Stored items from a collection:
------------------------------------------------------------------------
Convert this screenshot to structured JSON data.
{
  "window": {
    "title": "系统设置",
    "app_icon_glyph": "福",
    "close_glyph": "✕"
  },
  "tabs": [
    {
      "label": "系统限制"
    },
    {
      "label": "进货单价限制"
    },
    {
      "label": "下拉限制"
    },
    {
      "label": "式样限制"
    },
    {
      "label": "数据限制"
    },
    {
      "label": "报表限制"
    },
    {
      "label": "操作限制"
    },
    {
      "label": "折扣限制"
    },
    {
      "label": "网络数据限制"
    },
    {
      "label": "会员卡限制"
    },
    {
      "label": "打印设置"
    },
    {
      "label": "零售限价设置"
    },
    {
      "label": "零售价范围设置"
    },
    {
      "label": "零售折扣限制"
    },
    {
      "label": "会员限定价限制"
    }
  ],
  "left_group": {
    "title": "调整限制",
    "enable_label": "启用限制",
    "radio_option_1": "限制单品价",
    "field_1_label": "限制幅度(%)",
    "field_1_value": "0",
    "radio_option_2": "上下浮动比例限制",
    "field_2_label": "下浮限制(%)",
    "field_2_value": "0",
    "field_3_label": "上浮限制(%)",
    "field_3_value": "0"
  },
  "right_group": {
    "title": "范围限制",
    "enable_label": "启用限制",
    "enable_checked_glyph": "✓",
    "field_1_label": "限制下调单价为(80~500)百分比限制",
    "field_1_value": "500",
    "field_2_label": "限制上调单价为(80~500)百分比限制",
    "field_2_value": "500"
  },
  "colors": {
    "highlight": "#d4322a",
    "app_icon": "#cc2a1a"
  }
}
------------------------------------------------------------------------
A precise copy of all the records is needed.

Convert this screenshot to structured JSON data.
{
  "window": {
    "title": "系统设置",
    "app_icon_glyph": "福",
    "close_glyph": "✕"
  },
  "tabs": [
    {
      "label": "系统限制"
    },
    {
      "label": "进货单价限制"
    },
    {
      "label": "下拉限制"
    },
    {
      "label": "式样限制"
    },
    {
      "label": "数据限制"
    },
    {
      "label": "报表限制"
    },
    {
      "label": "操作限制"
    },
    {
      "label": "折扣限制"
    },
    {
      "label": "网络数据限制"
    },
    {
      "label": "会员卡限制"
    },
    {
      "label": "打印设置"
    },
    {
      "label": "零售限价设置"
    },
    {
      "label": "零售价范围设置"
    },
    {
      "label": "零售折扣限制"
    },
    {
      "label": "会员限定价限制"
    }
  ],
  "left_group": {
    "title": "调整限制",
    "enable_label": "启用限制",
    "radio_option_1": "限制单品价",
    "field_1_label": "限制幅度(%)",
    "field_1_value": "0",
    "radio_option_2": "上下浮动比例限制",
    "field_2_label": "下浮限制(%)",
    "field_2_value": "0",
    "field_3_label": "上浮限制(%)",
    "field_3_value": "0"
  },
  "right_group": {
    "title": "范围限制",
    "enable_label": "启用限制",
    "enable_checked_glyph": "✓",
    "field_1_label": "限制下调单价为(80~500)百分比限制",
    "field_1_value": "500",
    "field_2_label": "限制上调单价为(80~500)百分比限制",
    "field_2_value": "500"
  },
  "colors": {
    "highlight": "#d4322a",
    "app_icon": "#cc2a1a"
  }
}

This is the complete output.